Weather out your wintry period woes with these simple yet effective hacks:
1. Warm up
Use a heating pad or indulge in a warm bath to relax the blood vessels and lower your period pain-o-meter.
2. Keep moving
Doing light housework and gentle routines like yoga can enhance blood flow and help drive those pesky menstrual cramps and other body aches away. An easy walk in the woods can also help, but bundle up!
3. Light up
Get your dose of sunshine with at-home infrared light devices, like infrared sauna blankets and red light face masks. These can help you load up on vitamin D even when indoors.
4. Eat a healthful diet
Junk refined and processed foods and satisfy your menstrual cravings with more healthful choices. You can still engage in carbs, the complex kind, that is. Examples are hummus avocado on whole wheat, crispy roasted chickpeas, and sweet potatoes. Or indulge in foods rich in B6 and magnesium, which can help you deal with PMS symptoms.
Drink enough water to shorten the length of menstrual bleeding and the intensity of pelvic pain.
6. Get pain relief
If the pain gets worse, take ibuprofen and paracetamol. However, consult your doctor if it increases in severity and becomes debilitating.
7. Put on period wear

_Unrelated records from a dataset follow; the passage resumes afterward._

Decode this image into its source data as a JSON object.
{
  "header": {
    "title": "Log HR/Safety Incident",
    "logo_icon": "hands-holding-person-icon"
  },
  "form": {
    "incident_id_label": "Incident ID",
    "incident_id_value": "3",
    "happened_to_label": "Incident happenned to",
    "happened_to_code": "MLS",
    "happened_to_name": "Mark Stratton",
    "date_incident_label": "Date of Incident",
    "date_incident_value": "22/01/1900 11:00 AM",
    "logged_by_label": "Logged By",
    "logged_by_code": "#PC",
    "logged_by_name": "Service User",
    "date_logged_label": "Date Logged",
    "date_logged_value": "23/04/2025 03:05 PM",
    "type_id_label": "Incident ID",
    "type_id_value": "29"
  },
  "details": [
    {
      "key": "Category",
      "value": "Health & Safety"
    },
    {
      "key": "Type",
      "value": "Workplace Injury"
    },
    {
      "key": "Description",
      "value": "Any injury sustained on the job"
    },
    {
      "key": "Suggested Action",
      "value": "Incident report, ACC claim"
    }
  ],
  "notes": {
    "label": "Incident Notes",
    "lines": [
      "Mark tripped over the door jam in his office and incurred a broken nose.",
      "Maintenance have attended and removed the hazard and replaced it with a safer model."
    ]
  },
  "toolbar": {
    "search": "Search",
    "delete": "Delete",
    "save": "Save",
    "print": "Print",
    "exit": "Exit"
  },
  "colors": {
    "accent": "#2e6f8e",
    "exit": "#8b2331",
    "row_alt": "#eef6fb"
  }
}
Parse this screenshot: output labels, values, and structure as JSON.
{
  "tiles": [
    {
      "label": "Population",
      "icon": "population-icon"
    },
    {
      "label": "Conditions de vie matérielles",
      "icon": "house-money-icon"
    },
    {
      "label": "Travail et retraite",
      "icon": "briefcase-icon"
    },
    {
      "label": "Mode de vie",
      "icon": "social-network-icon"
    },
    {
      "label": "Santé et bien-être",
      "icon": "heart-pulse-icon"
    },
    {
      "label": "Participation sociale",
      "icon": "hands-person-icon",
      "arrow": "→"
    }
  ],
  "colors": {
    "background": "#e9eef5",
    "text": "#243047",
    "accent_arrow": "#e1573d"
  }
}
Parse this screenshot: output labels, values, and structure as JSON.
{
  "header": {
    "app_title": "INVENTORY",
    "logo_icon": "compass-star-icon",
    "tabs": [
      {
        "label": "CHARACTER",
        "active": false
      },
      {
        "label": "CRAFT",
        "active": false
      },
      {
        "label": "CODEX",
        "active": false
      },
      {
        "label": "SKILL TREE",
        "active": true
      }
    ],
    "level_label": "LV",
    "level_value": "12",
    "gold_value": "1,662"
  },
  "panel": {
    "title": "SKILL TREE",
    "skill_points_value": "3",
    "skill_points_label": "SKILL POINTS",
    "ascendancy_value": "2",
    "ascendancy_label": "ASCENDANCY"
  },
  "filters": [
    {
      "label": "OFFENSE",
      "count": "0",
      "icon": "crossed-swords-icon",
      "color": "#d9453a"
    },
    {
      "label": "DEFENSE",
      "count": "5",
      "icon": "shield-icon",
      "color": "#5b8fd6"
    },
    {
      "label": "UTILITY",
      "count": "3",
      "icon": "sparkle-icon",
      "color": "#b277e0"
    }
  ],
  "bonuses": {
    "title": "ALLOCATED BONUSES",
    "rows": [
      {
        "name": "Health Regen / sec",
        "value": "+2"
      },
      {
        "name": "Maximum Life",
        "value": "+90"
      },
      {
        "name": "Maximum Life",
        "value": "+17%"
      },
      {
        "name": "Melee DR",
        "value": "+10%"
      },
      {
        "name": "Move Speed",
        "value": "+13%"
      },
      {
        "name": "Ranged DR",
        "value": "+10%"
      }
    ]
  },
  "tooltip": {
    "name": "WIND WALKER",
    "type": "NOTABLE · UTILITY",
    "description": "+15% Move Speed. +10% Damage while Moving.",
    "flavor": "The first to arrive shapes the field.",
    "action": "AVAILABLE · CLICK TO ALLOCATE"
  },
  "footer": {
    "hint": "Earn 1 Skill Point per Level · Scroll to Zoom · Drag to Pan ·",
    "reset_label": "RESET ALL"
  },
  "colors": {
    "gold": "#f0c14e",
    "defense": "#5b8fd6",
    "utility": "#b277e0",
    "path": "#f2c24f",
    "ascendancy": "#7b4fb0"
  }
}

Period apparel can help you navigate your monthly cycle with ease and confidence regardless of the season. With leak-proof and stain-free undies, like Ruby Love period apparel, you don’t have to be affected by any change in the weather—on or off your period.Be assured of quality period wear with Ruby Love. Our Period Underwear is thoughtfully designed with Dri-Tech Mesh that helps stop all front, side, and back leaks for total freedom from stress, any time of the month. Confidently ride the crimson tide, only with Ruby Love Apparel. Check out our gorgeous and “weather-proof” collection today!